Activity -
Could you extract every entry below and reproduce it exactly?
[Given data Boundary: Start]
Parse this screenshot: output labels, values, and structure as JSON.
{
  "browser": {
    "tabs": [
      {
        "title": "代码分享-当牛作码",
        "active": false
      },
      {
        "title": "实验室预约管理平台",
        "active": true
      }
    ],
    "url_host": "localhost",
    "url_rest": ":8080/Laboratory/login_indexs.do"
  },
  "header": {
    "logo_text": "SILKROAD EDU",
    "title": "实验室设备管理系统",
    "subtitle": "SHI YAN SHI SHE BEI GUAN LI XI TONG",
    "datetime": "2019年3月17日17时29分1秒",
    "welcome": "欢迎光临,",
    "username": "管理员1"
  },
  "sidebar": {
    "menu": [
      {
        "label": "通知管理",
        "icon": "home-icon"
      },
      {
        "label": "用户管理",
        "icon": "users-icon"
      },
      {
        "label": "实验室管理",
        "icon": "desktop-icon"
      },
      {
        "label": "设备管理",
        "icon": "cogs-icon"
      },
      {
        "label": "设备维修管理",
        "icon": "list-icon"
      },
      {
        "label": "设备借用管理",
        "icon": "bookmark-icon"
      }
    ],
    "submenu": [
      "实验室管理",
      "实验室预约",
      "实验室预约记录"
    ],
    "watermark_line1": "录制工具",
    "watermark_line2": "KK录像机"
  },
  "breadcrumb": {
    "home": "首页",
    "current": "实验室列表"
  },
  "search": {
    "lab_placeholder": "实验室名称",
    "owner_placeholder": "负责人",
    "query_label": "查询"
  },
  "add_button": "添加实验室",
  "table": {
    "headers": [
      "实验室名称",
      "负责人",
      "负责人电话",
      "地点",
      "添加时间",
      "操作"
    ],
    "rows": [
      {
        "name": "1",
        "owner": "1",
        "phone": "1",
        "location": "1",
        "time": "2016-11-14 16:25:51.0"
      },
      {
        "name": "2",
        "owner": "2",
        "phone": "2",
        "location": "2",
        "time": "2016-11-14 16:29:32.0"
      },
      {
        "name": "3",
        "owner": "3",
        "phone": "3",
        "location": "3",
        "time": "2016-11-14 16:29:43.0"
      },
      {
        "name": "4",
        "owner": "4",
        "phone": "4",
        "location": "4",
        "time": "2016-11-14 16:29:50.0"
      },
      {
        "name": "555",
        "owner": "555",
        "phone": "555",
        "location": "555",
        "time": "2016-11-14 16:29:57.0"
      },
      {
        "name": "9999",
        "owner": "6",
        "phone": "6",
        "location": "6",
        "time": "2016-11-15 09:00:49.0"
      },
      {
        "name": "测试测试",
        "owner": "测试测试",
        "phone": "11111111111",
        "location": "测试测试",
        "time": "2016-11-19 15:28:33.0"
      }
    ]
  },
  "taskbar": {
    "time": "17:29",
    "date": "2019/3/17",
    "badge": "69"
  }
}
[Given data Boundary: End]
Answer for the task -
Parse this screenshot: output labels, values, and structure as JSON.
{
  "browser": {
    "tabs": [
      {
        "title": "代码分享-当牛作码",
        "active": false
      },
      {
        "title": "实验室预约管理平台",
        "active": true
      }
    ],
    "url_host": "localhost",
    "url_rest": ":8080/Laboratory/login_indexs.do"
  },
  "header": {
    "logo_text": "SILKROAD EDU",
    "title": "实验室设备管理系统",
    "subtitle": "SHI YAN SHI SHE BEI GUAN LI XI TONG",
    "datetime": "2019年3月17日17时29分1秒",
    "welcome": "欢迎光临,",
    "username": "管理员1"
  },
  "sidebar": {
    "menu": [
      {
        "label": "通知管理",
        "icon": "home-icon"
      },
      {
        "label": "用户管理",
        "icon": "users-icon"
      },
      {
        "label": "实验室管理",
        "icon": "desktop-icon"
      },
      {
        "label": "设备管理",
        "icon": "cogs-icon"
      },
      {
        "label": "设备维修管理",
        "icon": "list-icon"
      },
      {
        "label": "设备借用管理",
        "icon": "bookmark-icon"
      }
    ],
    "submenu": [
      "实验室管理",
      "实验室预约",
      "实验室预约记录"
    ],
    "watermark_line1": "录制工具",
    "watermark_line2": "KK录像机"
  },
  "breadcrumb": {
    "home": "首页",
    "current": "实验室列表"
  },
  "search": {
    "lab_placeholder": "实验室名称",
    "owner_placeholder": "负责人",
    "query_label": "查询"
  },
  "add_button": "添加实验室",
  "table": {
    "headers": [
      "实验室名称",
      "负责人",
      "负责人电话",
      "地点",
      "添加时间",
      "操作"
    ],
    "rows": [
      {
        "name": "1",
        "owner": "1",
        "phone": "1",
        "location": "1",
        "time": "2016-11-14 16:25:51.0"
      },
      {
        "name": "2",
        "owner": "2",
        "phone": "2",
        "location": "2",
        "time": "2016-11-14 16:29:32.0"
      },
      {
        "name": "3",
        "owner": "3",
        "phone": "3",
        "location": "3",
        "time": "2016-11-14 16:29:43.0"
      },
      {
        "name": "4",
        "owner": "4",
        "phone": "4",
        "location": "4",
        "time": "2016-11-14 16:29:50.0"
      },
      {
        "name": "555",
        "owner": "555",
        "phone": "555",
        "location": "555",
        "time": "2016-11-14 16:29:57.0"
      },
      {
        "name": "9999",
        "owner": "6",
        "phone": "6",
        "location": "6",
        "time": "2016-11-15 09:00:49.0"
      },
      {
        "name": "测试测试",
        "owner": "测试测试",
        "phone": "11111111111",
        "location": "测试测试",
        "time": "2016-11-19 15:28:33.0"
      }
    ]
  },
  "taskbar": {
    "time": "17:29",
    "date": "2019/3/17",
    "badge": "69"
  }
}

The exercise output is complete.